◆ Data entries
%%

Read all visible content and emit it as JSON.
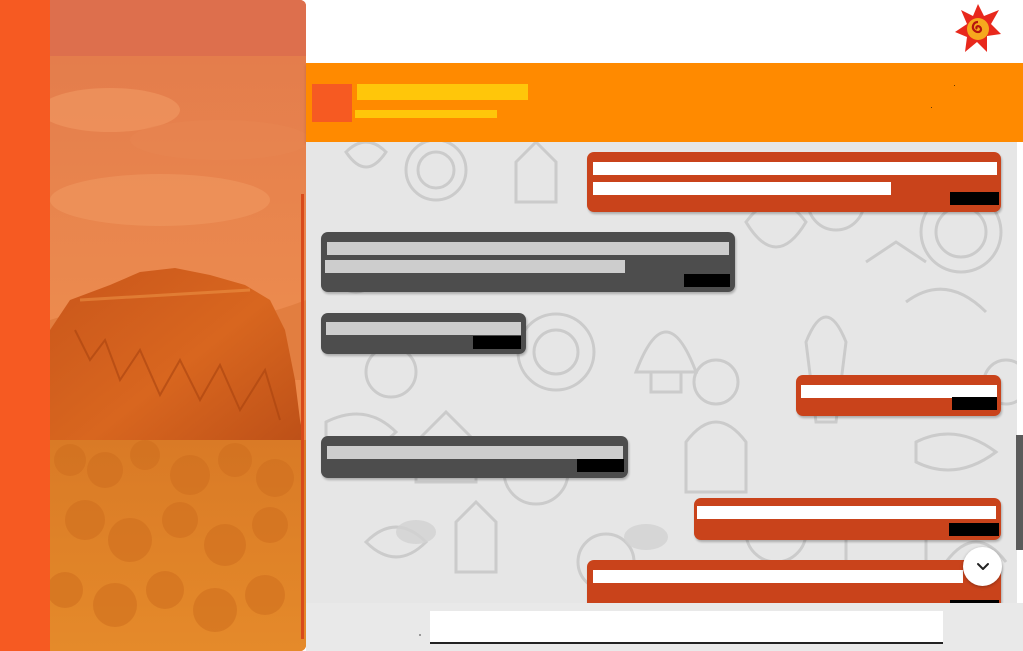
{
  "app": {
    "brand_logo": "sun-flower-logo-icon",
    "accent_color": "#f65a22",
    "header_color": "#ff8a00",
    "title_color": "#ffc60a"
  },
  "chat": {
    "avatar_icon": "chat-avatar-icon",
    "title": "",
    "subtitle": ""
  },
  "messages": [
    {
      "direction": "outgoing",
      "lines": [
        "",
        ""
      ],
      "time": ""
    },
    {
      "direction": "incoming",
      "lines": [
        "",
        ""
      ],
      "time": ""
    },
    {
      "direction": "incoming",
      "lines": [
        ""
      ],
      "time": ""
    },
    {
      "direction": "outgoing",
      "lines": [
        ""
      ],
      "time": ""
    },
    {
      "direction": "incoming",
      "lines": [
        ""
      ],
      "time": ""
    },
    {
      "direction": "outgoing",
      "lines": [
        ""
      ],
      "time": ""
    },
    {
      "direction": "outgoing",
      "lines": [
        ""
      ],
      "time": ""
    }
  ],
  "controls": {
    "scroll_down_icon": "chevron-down-icon"
  },
  "composer": {
    "value": "",
    "placeholder": ""
  }
}
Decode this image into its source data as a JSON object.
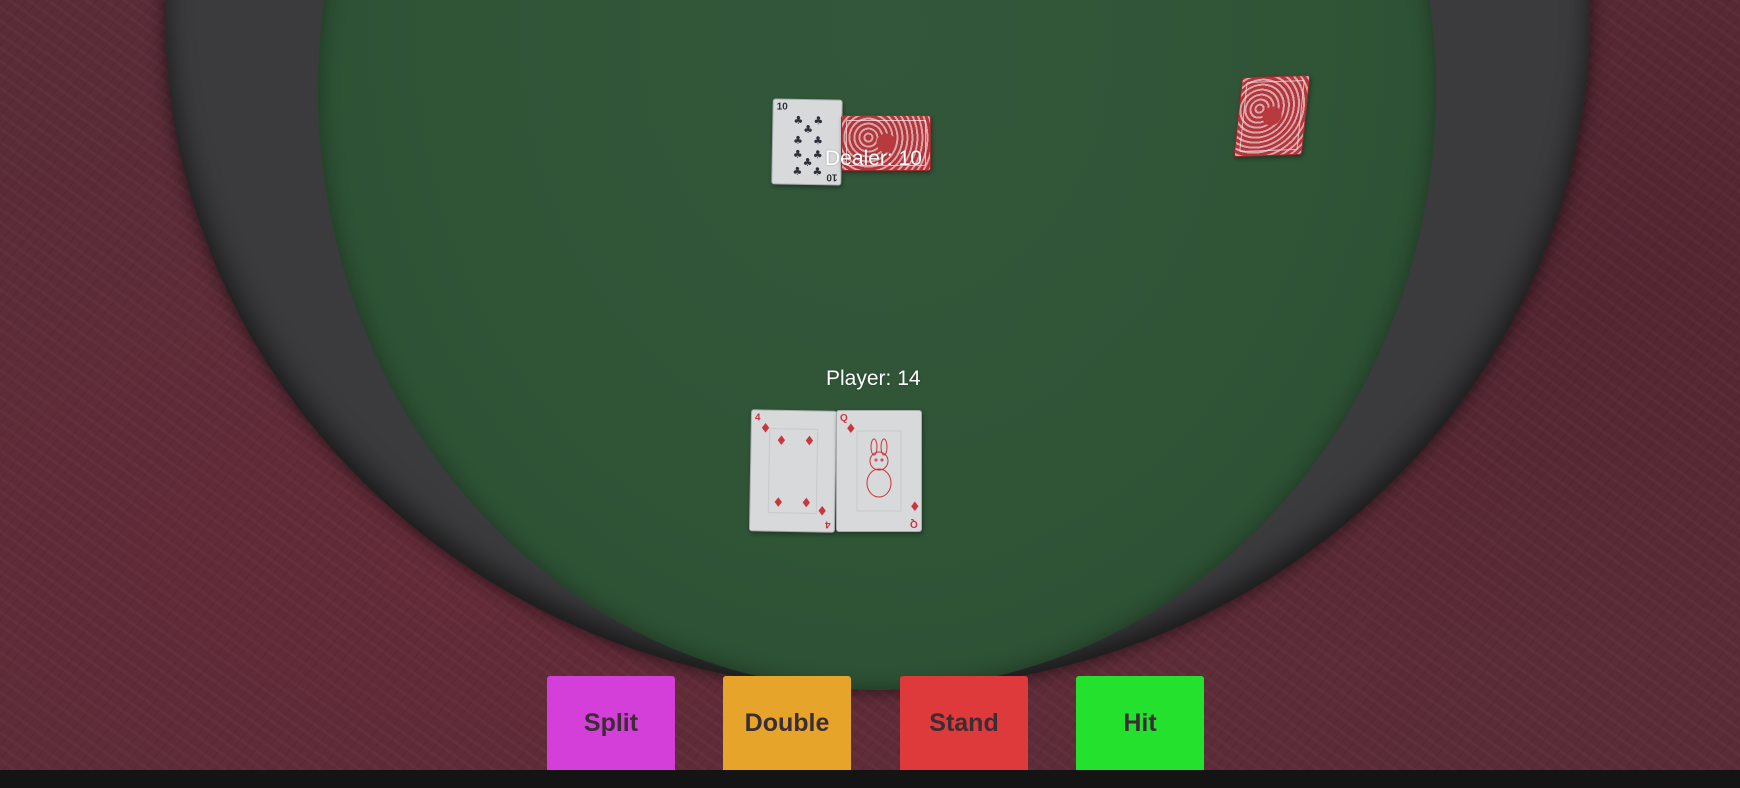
{
  "dealer": {
    "label": "Dealer: 10",
    "cards": [
      {
        "rank": "10",
        "suit": "clubs",
        "suit_icon": "♣",
        "face_up": true
      },
      {
        "face_up": false
      }
    ]
  },
  "player": {
    "label": "Player: 14",
    "cards": [
      {
        "rank": "4",
        "suit": "diamonds",
        "suit_icon": "♦",
        "face_up": true
      },
      {
        "rank": "Q",
        "suit": "diamonds",
        "suit_icon": "♦",
        "face_up": true
      }
    ]
  },
  "deck": {
    "face_up": false
  },
  "buttons": {
    "split": {
      "label": "Split",
      "color": "#d43ed9"
    },
    "double": {
      "label": "Double",
      "color": "#e6a52a"
    },
    "stand": {
      "label": "Stand",
      "color": "#de3a3c"
    },
    "hit": {
      "label": "Hit",
      "color": "#24e12d"
    }
  },
  "colors": {
    "felt": "#2f5436",
    "rim": "#3b3b3d",
    "floor": "#5a2c38",
    "card_back": "#c9585c"
  }
}
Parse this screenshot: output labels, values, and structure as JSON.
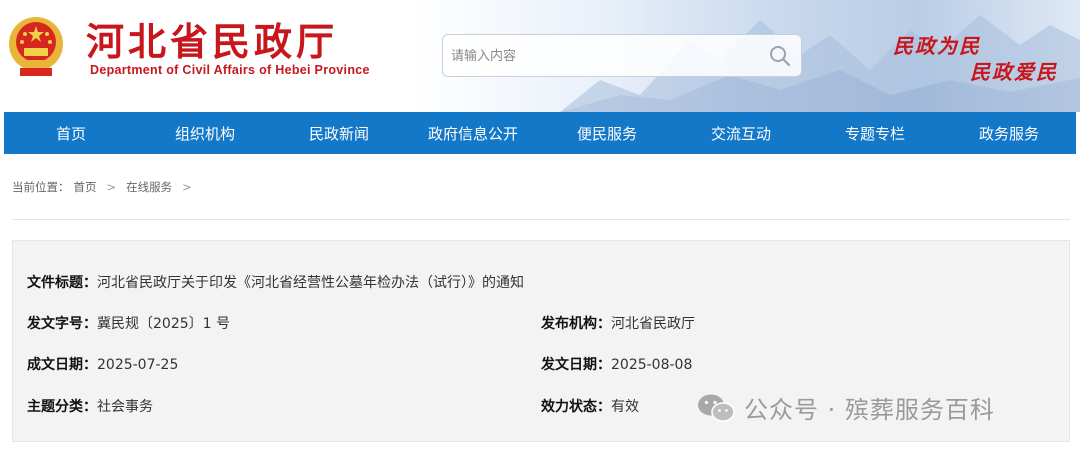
{
  "header": {
    "site_title": "河北省民政厅",
    "site_subtitle": "Department of Civil Affairs of Hebei Province",
    "emblem_icon": "national-emblem-icon",
    "slogan_line1": "民政为民",
    "slogan_line2": "民政爱民",
    "brand_color": "#c8161d"
  },
  "search": {
    "placeholder": "请输入内容",
    "value": "",
    "icon": "search-icon"
  },
  "nav": {
    "background": "#1478c8",
    "items": [
      "首页",
      "组织机构",
      "民政新闻",
      "政府信息公开",
      "便民服务",
      "交流互动",
      "专题专栏",
      "政务服务"
    ]
  },
  "breadcrumb": {
    "prefix": "当前位置：",
    "items": [
      "首页",
      "在线服务"
    ],
    "separator": ">"
  },
  "document": {
    "title_label": "文件标题：",
    "title_value": "河北省民政厅关于印发《河北省经营性公墓年检办法（试行）》的通知",
    "doc_no_label": "发文字号：",
    "doc_no_value": "冀民规〔2025〕1 号",
    "issuer_label": "发布机构：",
    "issuer_value": "河北省民政厅",
    "created_label": "成文日期：",
    "created_value": "2025-07-25",
    "issued_label": "发文日期：",
    "issued_value": "2025-08-08",
    "topic_label": "主题分类：",
    "topic_value": "社会事务",
    "status_label": "效力状态：",
    "status_value": "有效"
  },
  "watermark": {
    "text": "公众号 · 殡葬服务百科",
    "icon": "wechat-icon"
  }
}
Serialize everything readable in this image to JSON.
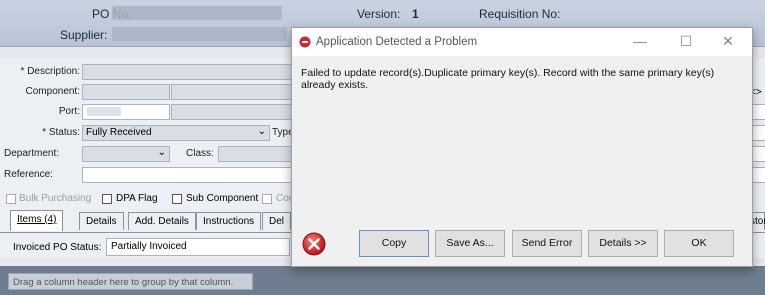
{
  "header": {
    "po_no_label": "PO No:",
    "supplier_label": "Supplier:",
    "version_label": "Version:",
    "version_value": "1",
    "requisition_label": "Requisition No:"
  },
  "form": {
    "description_label": "* Description:",
    "component_label": "Component:",
    "port_label": "Port:",
    "status_label": "* Status:",
    "status_value": "Fully Received",
    "type_label": "Type",
    "department_label": "Department:",
    "class_label": "Class:",
    "reference_label": "Reference:",
    "bulk_purchasing_label": "Bulk Purchasing",
    "dpa_flag_label": "DPA Flag",
    "sub_component_label": "Sub Component",
    "cor_label": "Cor",
    "invoiced_status_label": "Invoiced PO Status:",
    "invoiced_status_value": "Partially Invoiced",
    "right_edge_arrow": "<>",
    "right_edge_tab": "stor"
  },
  "tabs": [
    {
      "label": "Items (4)"
    },
    {
      "label": "Details"
    },
    {
      "label": "Add. Details"
    },
    {
      "label": "Instructions"
    },
    {
      "label": "Del"
    }
  ],
  "grid": {
    "group_hint": "Drag a column header here to group by that column."
  },
  "dialog": {
    "title": "Application Detected a Problem",
    "message": "Failed to update record(s).Duplicate primary key(s).  Record with the same primary key(s) already exists.",
    "buttons": {
      "copy": "Copy",
      "save_as": "Save As...",
      "send_error": "Send Error",
      "details": "Details >>",
      "ok": "OK"
    },
    "minimize_glyph": "—",
    "maximize_glyph": "☐",
    "close_glyph": "✕"
  },
  "colors": {
    "header_bg": "#c0cbdc",
    "error_red": "#d0262b",
    "group_bar": "#6f7d90"
  },
  "icons": [
    "error-icon",
    "chevron-down-icon",
    "minimize-icon",
    "maximize-icon",
    "close-icon"
  ]
}
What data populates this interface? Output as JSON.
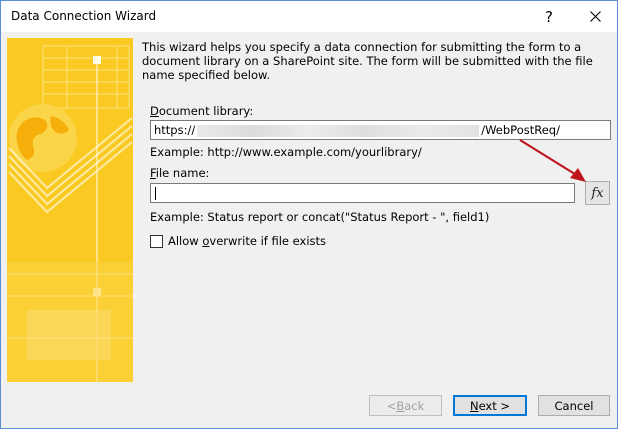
{
  "window": {
    "title": "Data Connection Wizard",
    "help_glyph": "?"
  },
  "intro_text": "This wizard helps you specify a data connection for submitting the form to a document library on a SharePoint site. The form will be submitted with the file name specified below.",
  "document_library": {
    "label_accel": "D",
    "label_rest": "ocument library:",
    "value_prefix": "https://",
    "value_suffix": "/WebPostReq/",
    "example": "Example: http://www.example.com/yourlibrary/"
  },
  "file_name": {
    "label_accel": "F",
    "label_rest": "ile name:",
    "value": "",
    "example": "Example: Status report or concat(\"Status Report - \", field1)",
    "fx_label": "fx"
  },
  "overwrite": {
    "label_before": "Allow ",
    "label_accel": "o",
    "label_after": "verwrite if file exists",
    "checked": false
  },
  "buttons": {
    "back": {
      "before": "< ",
      "accel": "B",
      "after": "ack",
      "enabled": false
    },
    "next": {
      "accel": "N",
      "after": "ext >"
    },
    "cancel": {
      "label": "Cancel"
    }
  },
  "colors": {
    "banner_base": "#f8c20c",
    "banner_light": "#fbd848",
    "annotation_arrow": "#c0141c",
    "default_button_border": "#0078d7"
  }
}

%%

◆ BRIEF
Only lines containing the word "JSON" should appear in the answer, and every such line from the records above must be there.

◆ WRITTEN ANSWER
Read all visible content and emit it as JSON.
Decode this image into its source data as a JSON object.
Parse this screenshot: output labels, values, and structure as JSON.
Serialize everything readable in this image to JSON.
What data populates this interface? Output as JSON.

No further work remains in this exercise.